Cibeles is the third largest fashion event in Europe, on par with Paris and just behind New York and Milan. In fact, the mayor of Milan, Letizia Moratti, has spoken in favor of Guerra’s decision and may introducing similar measures for Milan fashion shows. London is monitoring the industry and public feedback to events in Madrid and initial scoffing has given way to serious consideration of implementing changes there.Click to continue reading »
Since the umbrella most of us know is a cheap disposable poster child for poor design and wasteful manufacturing, I.D. Magazine, The Sustainable Style Foundation, and TreeHugger asked for a smarter version. Our rockin’ Umbrella Inside Out judges (including Cradle to Cradle co-author Bill McDonough!) spent the last week evaluating over 100 incredible entries from around the globe to bring you these innovative tools for keeping dry.
It is once again time to explore the wonderful world of sustainability metrics. This week I am going to tackle the myth of the meat-powered cyclist. Here’s the story: A friend of mine once told me that it is more efficient to drive a car over a certain distance than to ride a bike over that same distance if your calories come from beef. Before passing on this great anecdote on the inefficiency of beef production I thought I would run the numbers myself. Join me this week in another exciting installment of Ask Pablo.
First we need to examine just how inefficient the conversion from fossil-fuel > fertilizer > grain > cow is. According to an article in Harpers, “It takes thirty-five calories of fossil fuel to make a calorie of beef.” While it is certainly tastier than eating spoonfuls of fossil fuels, this is pretty inefficient. By comparison, organic broccoli requires zero fossil fuel calories per calorie, except for a negligible amount for transportation.
Golf has, for many years, been the de-facto sport of choice among corporate executives around the world. In many circles it’s almost criminal not to love golf and play it every weekend – the golf course has become the informal boardroom where deals and relasionships are really made. And why not? It’s a fun enough game with challenges both physical and mental and it amounts to a nice walk in the park.

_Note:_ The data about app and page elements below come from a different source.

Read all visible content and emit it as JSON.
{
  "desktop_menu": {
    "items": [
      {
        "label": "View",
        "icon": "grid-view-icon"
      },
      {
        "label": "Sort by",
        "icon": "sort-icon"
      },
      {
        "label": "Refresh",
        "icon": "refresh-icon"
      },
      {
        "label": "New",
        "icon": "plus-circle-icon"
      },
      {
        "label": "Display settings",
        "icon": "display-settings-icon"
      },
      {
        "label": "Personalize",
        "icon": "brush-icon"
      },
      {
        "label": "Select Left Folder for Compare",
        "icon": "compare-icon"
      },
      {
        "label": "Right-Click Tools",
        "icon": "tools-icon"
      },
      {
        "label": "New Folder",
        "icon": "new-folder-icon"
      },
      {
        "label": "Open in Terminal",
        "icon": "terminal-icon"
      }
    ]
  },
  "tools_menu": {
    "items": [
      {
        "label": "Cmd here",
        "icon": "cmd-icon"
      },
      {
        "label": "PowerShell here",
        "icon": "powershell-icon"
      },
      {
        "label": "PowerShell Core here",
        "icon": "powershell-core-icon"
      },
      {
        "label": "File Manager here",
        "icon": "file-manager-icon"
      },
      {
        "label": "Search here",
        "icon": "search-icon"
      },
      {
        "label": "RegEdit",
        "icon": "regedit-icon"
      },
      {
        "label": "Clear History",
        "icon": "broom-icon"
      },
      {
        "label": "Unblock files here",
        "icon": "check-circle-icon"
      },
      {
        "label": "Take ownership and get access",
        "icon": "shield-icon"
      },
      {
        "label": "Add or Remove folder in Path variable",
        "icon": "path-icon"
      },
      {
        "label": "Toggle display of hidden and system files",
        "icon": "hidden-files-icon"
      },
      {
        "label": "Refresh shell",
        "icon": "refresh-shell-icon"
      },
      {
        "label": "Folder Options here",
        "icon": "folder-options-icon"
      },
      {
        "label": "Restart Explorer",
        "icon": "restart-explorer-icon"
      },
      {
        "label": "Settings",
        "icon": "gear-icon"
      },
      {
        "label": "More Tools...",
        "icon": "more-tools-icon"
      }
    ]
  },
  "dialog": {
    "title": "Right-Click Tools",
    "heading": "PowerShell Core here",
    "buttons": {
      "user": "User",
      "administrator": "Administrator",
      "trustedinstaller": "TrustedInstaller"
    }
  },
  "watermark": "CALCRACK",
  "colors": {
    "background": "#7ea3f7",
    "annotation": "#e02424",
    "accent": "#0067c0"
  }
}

Of course, the golf industry uses wild amounts of pesticides and fertilizer to maintain the illusion of perfectly controlled nature. In places like Arizona and Nevada, golf courses use obscene amounts of water, creating a totally artificial world that has no place in the desert.
Enter the corporate bike outing. A story in yesterdays Milwaukee Journal Sentinal entitled “Is Bicycling the New Golf?” has really got me excited. A number of companies are now sponsoring cycling events for employees, collegues and partners as a way to connect socially – the same sort of thing that has been done for years with golfing events. Cycling is a far more environmentally sustainable sport than golf, and if it gains popularity among the corporate elite, then the likelyhood of improved cycling infrastucture in our cities and suburbs is bound to improve, not to mention our health. Bring it on!